Exercise material>
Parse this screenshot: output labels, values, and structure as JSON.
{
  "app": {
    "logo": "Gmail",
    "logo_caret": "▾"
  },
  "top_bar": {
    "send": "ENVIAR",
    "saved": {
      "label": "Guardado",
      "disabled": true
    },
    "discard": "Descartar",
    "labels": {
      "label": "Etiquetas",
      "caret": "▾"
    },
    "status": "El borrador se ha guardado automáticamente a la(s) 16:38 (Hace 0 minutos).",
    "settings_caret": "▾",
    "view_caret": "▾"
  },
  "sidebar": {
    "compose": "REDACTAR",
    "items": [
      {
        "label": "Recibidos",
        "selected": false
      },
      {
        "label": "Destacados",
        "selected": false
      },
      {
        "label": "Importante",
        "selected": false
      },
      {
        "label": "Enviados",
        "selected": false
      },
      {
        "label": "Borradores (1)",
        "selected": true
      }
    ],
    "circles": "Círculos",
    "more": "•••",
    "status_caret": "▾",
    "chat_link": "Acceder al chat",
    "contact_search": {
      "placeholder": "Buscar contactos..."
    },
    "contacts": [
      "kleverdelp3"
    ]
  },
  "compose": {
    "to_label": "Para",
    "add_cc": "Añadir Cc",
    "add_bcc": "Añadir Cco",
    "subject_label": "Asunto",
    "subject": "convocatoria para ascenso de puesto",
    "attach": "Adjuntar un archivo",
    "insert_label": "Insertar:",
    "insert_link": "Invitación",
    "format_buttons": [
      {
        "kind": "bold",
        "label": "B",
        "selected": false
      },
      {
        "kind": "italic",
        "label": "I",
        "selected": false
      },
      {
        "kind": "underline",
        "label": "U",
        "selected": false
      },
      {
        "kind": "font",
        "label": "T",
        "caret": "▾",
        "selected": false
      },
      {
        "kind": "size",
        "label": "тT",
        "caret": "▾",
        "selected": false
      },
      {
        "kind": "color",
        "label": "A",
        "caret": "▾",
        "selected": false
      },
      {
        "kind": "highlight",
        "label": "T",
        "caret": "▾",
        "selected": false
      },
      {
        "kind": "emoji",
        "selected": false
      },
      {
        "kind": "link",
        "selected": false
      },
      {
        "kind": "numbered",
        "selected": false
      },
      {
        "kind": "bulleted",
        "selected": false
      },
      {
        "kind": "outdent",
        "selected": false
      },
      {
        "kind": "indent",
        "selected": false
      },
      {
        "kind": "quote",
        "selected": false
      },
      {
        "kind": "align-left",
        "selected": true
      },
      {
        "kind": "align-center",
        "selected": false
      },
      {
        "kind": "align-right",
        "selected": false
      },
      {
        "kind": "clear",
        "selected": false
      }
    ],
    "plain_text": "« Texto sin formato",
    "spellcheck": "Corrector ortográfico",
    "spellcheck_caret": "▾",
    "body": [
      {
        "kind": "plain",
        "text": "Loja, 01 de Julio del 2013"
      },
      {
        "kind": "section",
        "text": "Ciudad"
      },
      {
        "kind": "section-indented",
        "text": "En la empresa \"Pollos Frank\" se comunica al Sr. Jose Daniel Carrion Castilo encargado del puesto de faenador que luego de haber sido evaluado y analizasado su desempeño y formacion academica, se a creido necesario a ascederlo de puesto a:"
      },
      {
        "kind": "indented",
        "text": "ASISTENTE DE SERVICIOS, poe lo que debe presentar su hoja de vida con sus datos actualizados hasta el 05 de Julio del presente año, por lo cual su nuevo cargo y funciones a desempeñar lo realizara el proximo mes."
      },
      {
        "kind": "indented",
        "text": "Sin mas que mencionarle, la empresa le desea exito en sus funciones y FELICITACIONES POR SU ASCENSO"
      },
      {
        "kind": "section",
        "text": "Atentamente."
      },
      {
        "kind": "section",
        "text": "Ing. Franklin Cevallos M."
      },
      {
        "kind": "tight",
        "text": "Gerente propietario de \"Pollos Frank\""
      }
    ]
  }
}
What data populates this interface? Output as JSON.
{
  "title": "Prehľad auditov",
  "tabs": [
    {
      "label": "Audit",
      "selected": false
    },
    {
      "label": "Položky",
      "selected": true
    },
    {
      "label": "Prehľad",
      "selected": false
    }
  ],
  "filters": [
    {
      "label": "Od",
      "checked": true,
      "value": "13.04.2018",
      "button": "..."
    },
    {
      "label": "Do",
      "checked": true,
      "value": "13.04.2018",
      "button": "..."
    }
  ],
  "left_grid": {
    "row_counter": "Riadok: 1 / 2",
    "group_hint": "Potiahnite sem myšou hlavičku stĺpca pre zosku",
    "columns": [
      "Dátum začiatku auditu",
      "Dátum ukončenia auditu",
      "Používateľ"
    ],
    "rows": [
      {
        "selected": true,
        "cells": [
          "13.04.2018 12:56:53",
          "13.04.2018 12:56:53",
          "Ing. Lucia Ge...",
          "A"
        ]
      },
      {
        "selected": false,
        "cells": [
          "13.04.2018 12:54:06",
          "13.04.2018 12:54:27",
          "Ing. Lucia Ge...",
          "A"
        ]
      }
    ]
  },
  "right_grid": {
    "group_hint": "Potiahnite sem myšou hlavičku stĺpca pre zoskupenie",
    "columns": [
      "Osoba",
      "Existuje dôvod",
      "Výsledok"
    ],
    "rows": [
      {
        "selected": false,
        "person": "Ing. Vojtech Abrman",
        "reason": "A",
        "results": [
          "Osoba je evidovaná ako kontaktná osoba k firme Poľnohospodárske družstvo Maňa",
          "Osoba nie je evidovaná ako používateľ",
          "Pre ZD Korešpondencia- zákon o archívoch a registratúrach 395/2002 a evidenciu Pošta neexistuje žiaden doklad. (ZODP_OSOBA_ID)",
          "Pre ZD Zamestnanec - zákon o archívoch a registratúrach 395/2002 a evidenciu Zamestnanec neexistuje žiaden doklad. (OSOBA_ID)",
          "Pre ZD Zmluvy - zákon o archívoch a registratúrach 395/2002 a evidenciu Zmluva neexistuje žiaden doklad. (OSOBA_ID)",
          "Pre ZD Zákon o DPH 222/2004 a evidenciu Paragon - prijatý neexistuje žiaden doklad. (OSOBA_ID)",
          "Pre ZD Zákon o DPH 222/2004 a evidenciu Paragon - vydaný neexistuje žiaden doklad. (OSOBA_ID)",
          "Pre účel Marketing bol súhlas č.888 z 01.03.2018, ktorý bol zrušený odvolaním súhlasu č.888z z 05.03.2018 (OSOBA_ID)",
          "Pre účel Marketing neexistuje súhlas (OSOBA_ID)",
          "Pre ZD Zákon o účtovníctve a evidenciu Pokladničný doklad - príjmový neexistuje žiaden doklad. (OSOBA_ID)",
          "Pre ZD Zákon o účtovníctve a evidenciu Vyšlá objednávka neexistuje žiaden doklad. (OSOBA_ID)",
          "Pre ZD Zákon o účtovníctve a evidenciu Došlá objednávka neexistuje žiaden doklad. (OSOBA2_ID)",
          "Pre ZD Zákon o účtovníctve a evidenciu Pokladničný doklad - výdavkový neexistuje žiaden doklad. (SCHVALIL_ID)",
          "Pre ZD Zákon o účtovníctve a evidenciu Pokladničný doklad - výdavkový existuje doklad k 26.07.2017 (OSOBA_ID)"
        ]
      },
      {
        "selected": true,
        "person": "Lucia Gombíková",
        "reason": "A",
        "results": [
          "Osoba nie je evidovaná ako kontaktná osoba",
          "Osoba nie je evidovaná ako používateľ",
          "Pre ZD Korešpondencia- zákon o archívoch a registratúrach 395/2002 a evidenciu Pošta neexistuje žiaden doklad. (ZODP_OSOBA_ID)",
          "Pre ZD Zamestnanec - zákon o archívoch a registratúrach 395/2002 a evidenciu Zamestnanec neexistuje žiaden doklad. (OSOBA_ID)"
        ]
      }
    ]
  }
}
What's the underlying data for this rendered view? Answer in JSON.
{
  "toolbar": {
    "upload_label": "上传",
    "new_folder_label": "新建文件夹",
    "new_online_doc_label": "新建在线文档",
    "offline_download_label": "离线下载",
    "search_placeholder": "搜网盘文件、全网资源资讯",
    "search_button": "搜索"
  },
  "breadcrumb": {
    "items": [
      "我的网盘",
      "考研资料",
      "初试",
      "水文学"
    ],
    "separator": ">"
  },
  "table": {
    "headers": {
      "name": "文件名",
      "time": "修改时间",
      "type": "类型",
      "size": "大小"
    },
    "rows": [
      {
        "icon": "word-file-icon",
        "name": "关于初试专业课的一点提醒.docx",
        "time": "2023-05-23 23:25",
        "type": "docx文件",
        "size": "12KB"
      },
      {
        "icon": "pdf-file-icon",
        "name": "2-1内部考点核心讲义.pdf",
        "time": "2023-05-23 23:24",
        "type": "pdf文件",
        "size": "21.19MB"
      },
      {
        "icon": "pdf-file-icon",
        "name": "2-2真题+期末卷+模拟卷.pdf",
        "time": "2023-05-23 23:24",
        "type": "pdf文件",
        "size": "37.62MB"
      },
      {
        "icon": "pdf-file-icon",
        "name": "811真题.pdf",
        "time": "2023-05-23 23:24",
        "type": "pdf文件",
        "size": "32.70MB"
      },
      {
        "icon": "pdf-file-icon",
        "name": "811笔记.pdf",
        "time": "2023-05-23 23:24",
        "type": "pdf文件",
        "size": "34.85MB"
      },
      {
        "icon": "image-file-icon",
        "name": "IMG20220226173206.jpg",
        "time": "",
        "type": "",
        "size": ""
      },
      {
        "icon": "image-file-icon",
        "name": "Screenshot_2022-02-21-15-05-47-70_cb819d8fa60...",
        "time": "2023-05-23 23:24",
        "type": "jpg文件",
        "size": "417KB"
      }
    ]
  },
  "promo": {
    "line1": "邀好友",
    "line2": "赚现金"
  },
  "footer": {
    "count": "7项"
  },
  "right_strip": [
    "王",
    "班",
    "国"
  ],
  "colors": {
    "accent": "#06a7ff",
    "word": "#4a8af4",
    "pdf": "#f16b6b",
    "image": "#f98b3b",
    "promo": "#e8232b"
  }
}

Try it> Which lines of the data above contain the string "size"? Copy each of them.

Response for this exercise>
        "kind": "size",
      "size": "大小"
        "size": "12KB"
        "size": "21.19MB"
        "size": "37.62MB"
        "size": "32.70MB"
        "size": "34.85MB"
        "size": ""
        "size": "417KB"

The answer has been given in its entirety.